◆ **Problem details**:
Give the number of lines in the following entries that contain the word "color", with nothing added.

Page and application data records
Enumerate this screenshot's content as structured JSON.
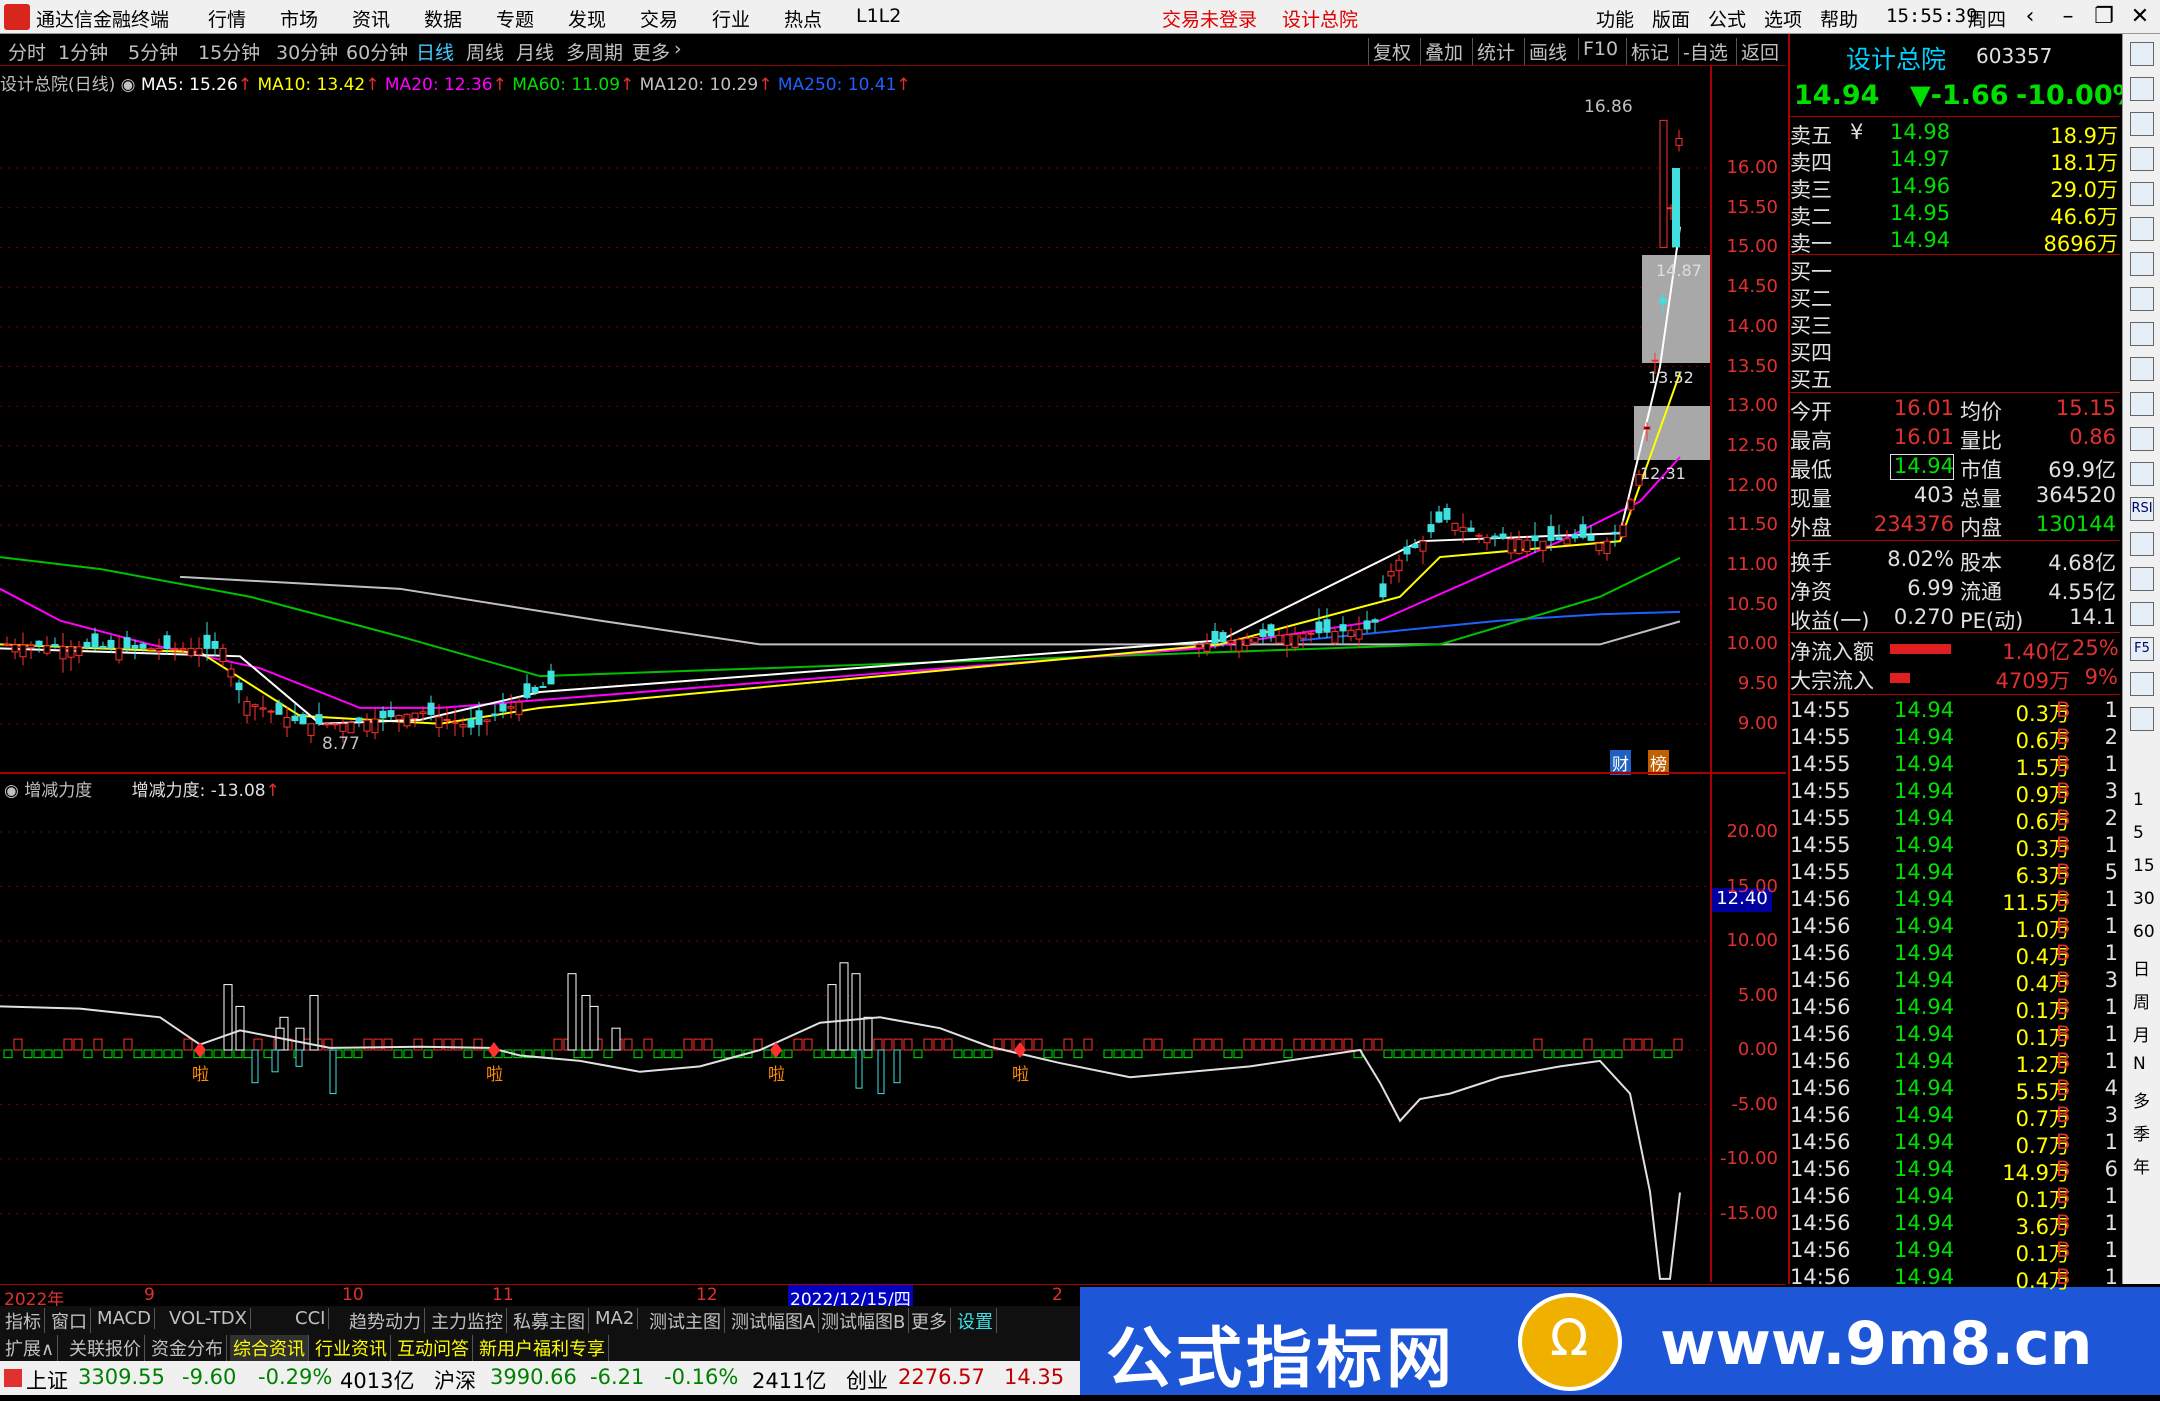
{
  "titlebar": {
    "app_title": "通达信金融终端",
    "menus": [
      "行情",
      "市场",
      "资讯",
      "数据",
      "专题",
      "发现",
      "交易",
      "行业",
      "热点",
      "L1L2"
    ],
    "trade_status": "交易未登录",
    "stock_name": "设计总院",
    "right_menus": [
      "功能",
      "版面",
      "公式",
      "选项",
      "帮助"
    ],
    "time": "15:55:39",
    "weekday": "周四"
  },
  "periods": [
    "分时",
    "1分钟",
    "5分钟",
    "15分钟",
    "30分钟",
    "60分钟",
    "日线",
    "周线",
    "月线",
    "多周期",
    "更多"
  ],
  "selected_period": "日线",
  "tools": [
    "复权",
    "叠加",
    "统计",
    "画线",
    "F10",
    "标记",
    "-自选",
    "返回"
  ],
  "main_chart": {
    "title": "设计总院(日线)",
    "ma": [
      {
        "label": "MA5: 15.26",
        "color": "#ffffff"
      },
      {
        "label": "MA10: 13.42",
        "color": "#ffff00"
      },
      {
        "label": "MA20: 12.36",
        "color": "#ff00ff"
      },
      {
        "label": "MA60: 11.09",
        "color": "#00e000"
      },
      {
        "label": "MA120: 10.29",
        "color": "#c0c0c0"
      },
      {
        "label": "MA250: 10.41",
        "color": "#2060ff"
      }
    ],
    "yticks": [
      "16.00",
      "15.50",
      "15.00",
      "14.50",
      "14.00",
      "13.50",
      "13.00",
      "12.50",
      "12.00",
      "11.50",
      "11.00",
      "10.50",
      "10.00",
      "9.50",
      "9.00"
    ],
    "high_label": "16.86",
    "low_label": "8.77",
    "box_labels": [
      "14.87",
      "13.52",
      "12.31"
    ],
    "badges": [
      "财",
      "榜"
    ]
  },
  "sub_chart": {
    "title": "增减力度",
    "value_label": "增减力度: -13.08",
    "yticks": [
      "20.00",
      "15.00",
      "10.00",
      "5.00",
      "0.00",
      "-5.00",
      "-10.00",
      "-15.00"
    ],
    "current_tag": "12.40",
    "marker_text": "啦"
  },
  "time_axis": [
    "2022年",
    "9",
    "10",
    "11",
    "12",
    "2022/12/15/四",
    "2"
  ],
  "quote": {
    "name": "设计总院",
    "code": "603357",
    "price": "14.94",
    "change": "▼-1.66",
    "change_pct": "-10.00%",
    "asks": [
      {
        "label": "卖五",
        "price": "14.98",
        "vol": "18.9万"
      },
      {
        "label": "卖四",
        "price": "14.97",
        "vol": "18.1万"
      },
      {
        "label": "卖三",
        "price": "14.96",
        "vol": "29.0万"
      },
      {
        "label": "卖二",
        "price": "14.95",
        "vol": "46.6万"
      },
      {
        "label": "卖一",
        "price": "14.94",
        "vol": "8696万"
      }
    ],
    "ask_extra": "¥",
    "bids": [
      "买一",
      "买二",
      "买三",
      "买四",
      "买五"
    ],
    "stats": [
      {
        "l1": "今开",
        "v1": "16.01",
        "l2": "均价",
        "v2": "15.15",
        "c1": "#e03030",
        "c2": "#e03030"
      },
      {
        "l1": "最高",
        "v1": "16.01",
        "l2": "量比",
        "v2": "0.86",
        "c1": "#e03030",
        "c2": "#e03030"
      },
      {
        "l1": "最低",
        "v1": "14.94",
        "l2": "市值",
        "v2": "69.9亿",
        "c1": "#00e000",
        "c2": "#e0e0e0"
      },
      {
        "l1": "现量",
        "v1": "403",
        "l2": "总量",
        "v2": "364520",
        "c1": "#e0e0e0",
        "c2": "#e0e0e0"
      },
      {
        "l1": "外盘",
        "v1": "234376",
        "l2": "内盘",
        "v2": "130144",
        "c1": "#e03030",
        "c2": "#00e000"
      },
      {
        "l1": "换手",
        "v1": "8.02%",
        "l2": "股本",
        "v2": "4.68亿",
        "c1": "#e0e0e0",
        "c2": "#e0e0e0"
      },
      {
        "l1": "净资",
        "v1": "6.99",
        "l2": "流通",
        "v2": "4.55亿",
        "c1": "#e0e0e0",
        "c2": "#e0e0e0"
      },
      {
        "l1": "收益(一)",
        "v1": "0.270",
        "l2": "PE(动)",
        "v2": "14.1",
        "c1": "#e0e0e0",
        "c2": "#e0e0e0"
      }
    ],
    "flows": [
      {
        "label": "净流入额",
        "value": "1.40亿",
        "pct": "25%",
        "bar": 0.9
      },
      {
        "label": "大宗流入",
        "value": "4709万",
        "pct": "9%",
        "bar": 0.3
      }
    ],
    "ticks": [
      {
        "t": "14:55",
        "p": "14.94",
        "v": "0.3万",
        "s": "B",
        "n": "1"
      },
      {
        "t": "14:55",
        "p": "14.94",
        "v": "0.6万",
        "s": "B",
        "n": "2"
      },
      {
        "t": "14:55",
        "p": "14.94",
        "v": "1.5万",
        "s": "B",
        "n": "1"
      },
      {
        "t": "14:55",
        "p": "14.94",
        "v": "0.9万",
        "s": "B",
        "n": "3"
      },
      {
        "t": "14:55",
        "p": "14.94",
        "v": "0.6万",
        "s": "B",
        "n": "2"
      },
      {
        "t": "14:55",
        "p": "14.94",
        "v": "0.3万",
        "s": "B",
        "n": "1"
      },
      {
        "t": "14:55",
        "p": "14.94",
        "v": "6.3万",
        "s": "B",
        "n": "5"
      },
      {
        "t": "14:56",
        "p": "14.94",
        "v": "11.5万",
        "s": "B",
        "n": "1"
      },
      {
        "t": "14:56",
        "p": "14.94",
        "v": "1.0万",
        "s": "B",
        "n": "1"
      },
      {
        "t": "14:56",
        "p": "14.94",
        "v": "0.4万",
        "s": "B",
        "n": "1"
      },
      {
        "t": "14:56",
        "p": "14.94",
        "v": "0.4万",
        "s": "B",
        "n": "3"
      },
      {
        "t": "14:56",
        "p": "14.94",
        "v": "0.1万",
        "s": "B",
        "n": "1"
      },
      {
        "t": "14:56",
        "p": "14.94",
        "v": "0.1万",
        "s": "B",
        "n": "1"
      },
      {
        "t": "14:56",
        "p": "14.94",
        "v": "1.2万",
        "s": "B",
        "n": "1"
      },
      {
        "t": "14:56",
        "p": "14.94",
        "v": "5.5万",
        "s": "B",
        "n": "4"
      },
      {
        "t": "14:56",
        "p": "14.94",
        "v": "0.7万",
        "s": "B",
        "n": "3"
      },
      {
        "t": "14:56",
        "p": "14.94",
        "v": "0.7万",
        "s": "B",
        "n": "1"
      },
      {
        "t": "14:56",
        "p": "14.94",
        "v": "14.9万",
        "s": "B",
        "n": "6"
      },
      {
        "t": "14:56",
        "p": "14.94",
        "v": "0.1万",
        "s": "B",
        "n": "1"
      },
      {
        "t": "14:56",
        "p": "14.94",
        "v": "3.6万",
        "s": "B",
        "n": "1"
      },
      {
        "t": "14:56",
        "p": "14.94",
        "v": "0.1万",
        "s": "B",
        "n": "1"
      },
      {
        "t": "14:56",
        "p": "14.94",
        "v": "0.4万",
        "s": "B",
        "n": "1"
      }
    ]
  },
  "sidebar_labels": [
    "1",
    "5",
    "15",
    "30",
    "60",
    "日",
    "周",
    "月",
    "N",
    "多",
    "季",
    "年"
  ],
  "sidebar_icons": [
    "RSI",
    "Fn",
    "F6",
    "F10",
    "F2",
    "F5"
  ],
  "indicator_tabs": [
    "指标",
    "窗口",
    "MACD",
    "VOL-TDX",
    "CCI",
    "趋势动力",
    "主力监控",
    "私募主图",
    "MA2",
    "测试主图",
    "测试幅图A",
    "测试幅图B",
    "更多",
    "设置"
  ],
  "extra_tabs": [
    "扩展∧",
    "关联报价",
    "资金分布",
    "综合资讯",
    "行业资讯",
    "互动问答",
    "新用户福利专享"
  ],
  "indices": [
    {
      "name": "上证",
      "value": "3309.55",
      "chg": "-9.60",
      "pct": "-0.29%",
      "amt": "4013亿"
    },
    {
      "name": "沪深",
      "value": "3990.66",
      "chg": "-6.21",
      "pct": "-0.16%",
      "amt": "2411亿"
    },
    {
      "name": "创业",
      "value": "2276.57",
      "chg": "14.35"
    }
  ],
  "banner": {
    "title": "公式指标网",
    "url": "www.9m8.cn",
    "seal_text": "Ω"
  }
}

◆ **Written solution**:
6